The Canadiens practised Wednesday morning in Brossard before heading to New York for Game 3 of their Eastern Conference final against the Rangers Thursday night (8 p.m., CBC, RDS, TSN Radio 690).
After practice, Canadiens coach Michel Therrien said that Dustin Tokarski would get his second straight start in goal for Game 3. Tokarski stopped 27 of 30 shots in Game 2, which the Canadiens lost 3-1, after getting the start ahead of Peter Budaj after Carey Price went down with a knee injury in Game 1.
“It goes without saying that Carey is disappointed,” Therrien told reporters in Brossard, with Price sidelined for the rest of the series. “He wanted to be there for his teammates. But there’s nothing we can do.”
The coach added: “We’re in the Eastern Conference Final. It took everyone’s contributions to get here. That’s important to me.”
Price did make the trip to New York with his teammates.
Therrien mixed up his lines at practice Wednesday, putting Alex Galchenyuk with Tomas Plekanec and Brian Gionta, while Thomas Vanek was with Brandon Prust and Daniel Briere with Michael Bournival rotating in on that line.
Vanek had only one shot on goal in the first two games against the Rangers and is minus-3 for the series.
“He’s a veteran, he doesn’t need (a pep talk),” Max Pacioretty told reporters after practice. “He’s contributed to this team’s success in the playoffs, he knows it. We all talk, behind closed doors we’re all having a good time, we all want to help this team win, we all like where we stand now with the team. He’s going to be fine. It seems like there’s always got to be a story when you lose, that’s the story right now. He’s a tremendous player who has helped us a lot in these playoffs and he’ll continue to do that.”
Added captain Brian Gionta about the line changes: “Every day you come here and you’re not sure. It may be different tomorrow. Who knows? It’s just how things work. Obviously, we lost the first two games. We’ve got to do something different. But at the same time we had a pretty good game in Game 2. We’ve just got to find ways to get more goals and get to them a little more offensively.”
You can listen to audio of Therrien’s post-practice press conference by clicking here.
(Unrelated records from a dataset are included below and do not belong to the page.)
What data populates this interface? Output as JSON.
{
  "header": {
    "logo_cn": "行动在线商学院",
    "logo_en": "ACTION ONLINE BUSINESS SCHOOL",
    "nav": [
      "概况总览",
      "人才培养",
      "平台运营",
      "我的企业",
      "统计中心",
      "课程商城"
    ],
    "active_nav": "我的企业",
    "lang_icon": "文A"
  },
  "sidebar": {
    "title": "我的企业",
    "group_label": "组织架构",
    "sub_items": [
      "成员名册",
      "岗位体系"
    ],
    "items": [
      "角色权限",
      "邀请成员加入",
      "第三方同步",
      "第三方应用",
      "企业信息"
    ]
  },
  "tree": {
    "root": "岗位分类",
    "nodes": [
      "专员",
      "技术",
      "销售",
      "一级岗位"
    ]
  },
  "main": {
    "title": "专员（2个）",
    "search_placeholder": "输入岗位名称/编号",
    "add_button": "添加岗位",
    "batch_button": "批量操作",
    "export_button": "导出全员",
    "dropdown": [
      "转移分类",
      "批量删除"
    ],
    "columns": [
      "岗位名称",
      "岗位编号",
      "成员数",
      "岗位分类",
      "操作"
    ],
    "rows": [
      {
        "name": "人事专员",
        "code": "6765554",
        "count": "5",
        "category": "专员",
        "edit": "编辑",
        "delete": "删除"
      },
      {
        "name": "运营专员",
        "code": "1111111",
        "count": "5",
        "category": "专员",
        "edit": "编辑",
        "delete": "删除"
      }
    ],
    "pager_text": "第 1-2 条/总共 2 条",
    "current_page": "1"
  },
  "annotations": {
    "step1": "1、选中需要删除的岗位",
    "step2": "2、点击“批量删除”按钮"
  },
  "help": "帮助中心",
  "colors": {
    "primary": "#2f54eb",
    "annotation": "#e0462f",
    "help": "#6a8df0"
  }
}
In New York on Wednesday, Rangers coach Alain Vigneault was asked how his first NHL coaching job with the Canadiens shaped the rest of his coaching career.
“Well, that could be a really long answer,” Vigneault said. “I’ll give you the Reader’s Digest version of it. Montreal is a great place to coach. It’s one of the original six teams, as a coach you have to make sure your team is ready, you’re ready. So I think it brings out the best in people. As we all know, a lot of the attention in Canadian markets on a 24/7 basis is on your team, so it’s a good place to coach and a good place to play.”
Vigneault added that his team should get a boost from the Madison Square Garden crowd in Game 3.
“Well, having fan support is obviously huge at this time of the year,” he said. “Unconditional love, it’s something that’s really beneficial to a team. I mean, it’s so demanding on the ice. They could really help you energy-wise. It’s a fun time. I’m sure it’s fun for them, and it’s definitely fun for us.”
This week’s HI/O Show will be available later this afternoon with Jacques Demers – the last coach to win a Stanley Cup with the Canadiens in 1993 – and Chris Nilan – who was part of the Habs’ 1986 Cup team – joining Gazette sports editor/host Stu Cowan to discuss the Habs-Rangers series.
Here’s how the lines and defence pairings looked at practice:
(Photo by John Mahoney/The Gazette)